Supreme Court Considers Constitutionality of Juvenile Life Without Parole by Sherry Colb
FindLaw columnist and Cornell law professor Sherry Colb details and assesses the precedents and arguments that may inform the Supreme Court's deliberation as it considers, during its coming term, two important companion cases. The cases raise the question whether imposing sentences of life imprisonment without parole upon juvenile offenders violates the Eighth Amendment's prohibition on cruel and unusual punishment. Colb argues that, as a matter of policy, the case against sentencing juvenile offenders to life without parole is strong. However, after analyzing relevant Court precedents, she finds that they offer little support for an Eighth Amendment argument against sentencing juveniles to life without parole. Nevertheless, Colb expresses the hope that the Court will modify its doctrine in this case, and remove this harsh punishment as an option.
Should the Supreme Court Alter Its Approach to Campaign Finance Regulation? by Michael Dorf
FindLaw columnist and Cornell law professor Michael Dorf analyzes the legal doctrines in play in Citizens United v. Federal Election Comm'n, a case in which the Supreme Court will hold a special oral argument on September 9. As Dorf explains, while the case directly concerns the question whether a feature-length film entitled "Hillary: The Movie" falls under campaign finance reform laws, it also is likely to raise key questions about First Amendment-based limitations upon campaign finance legislation. Indeed, as Dorf notes, the case may prove to be a forum for the Court to significantly change doctrine in this area -- but not necessarily in a way that would be optimal.
Lessons From an Animal Cruelty Case In the U.S. Supreme Court by Sherry Colb

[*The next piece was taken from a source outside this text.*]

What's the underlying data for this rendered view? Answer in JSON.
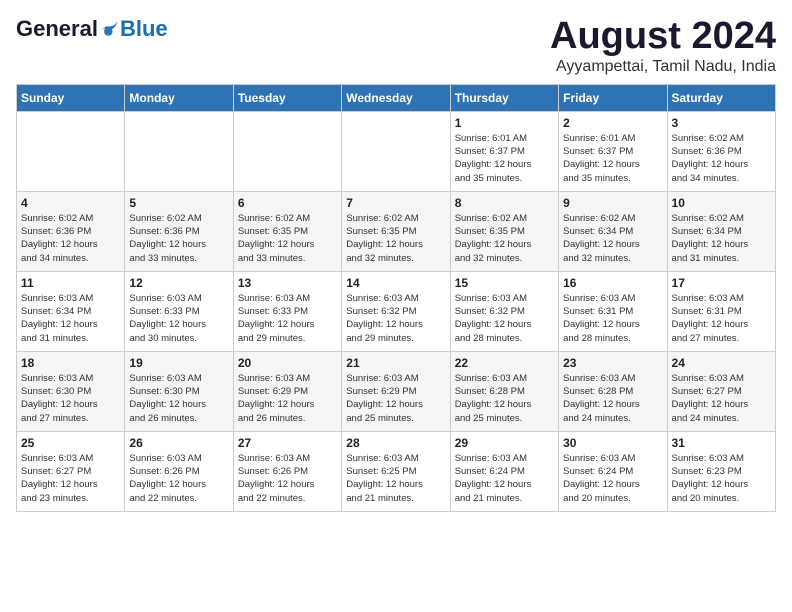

FindLaw columnist and Cornell law professor Sherry Colb discusses an important First Amendment and animal cruelty case that the Supreme Court recently decided to review. The case involves the constitutionality of a statute through which Congress responded to the phenomenon of "crush" videos, in which a woman tortures and slowly kills animals to appeal to those with a sexual fetish for watching such abuse. However, as Colb notes, in the case the Court will review, Robert J. Stevens was convicted not of any crush-video offense, but of filming and distributing violent videos of pit-bull fights and pit-bull attacks. After the U.S. Court of Appeals for the Third Circuit struck down Stevens's conviction on First Amendment grounds, the Supreme Court opted to take the case. Colb covers the key First Amendment precedents that may influence the Court's ruling, drawing on cases from the context of child pornography to argue that the state has a legitimate interest in destroying the market for certain materials. She also contends that those who are horrified by crush videos, but who are not vegans, should look within to consider whether their practices of eating meat or animal products do not create a valid analogy between themselves and the repellent crush video makers.
Sotomayor and the Second Amendment by Robert A. Levy
FindLaw guest columnist and Chairman of the Cato Institute, Robert Levy, explains why Judge Sotomayor's jurisprudence on the right to bear arms is no reason to oppose her confirmation. Levy, who was co-counsel to the plaintiff in the District of Columbia case which recently established Second Amendment rights as individual rights, argues that while other aspects of Sotomayor's jurisprudence may deserve questions, the much discussed recent Second Circuit panel decision regarding the Second Amendment, in which Sotomayor joined, was a correct following of Second Circuit and Supreme Court precedent.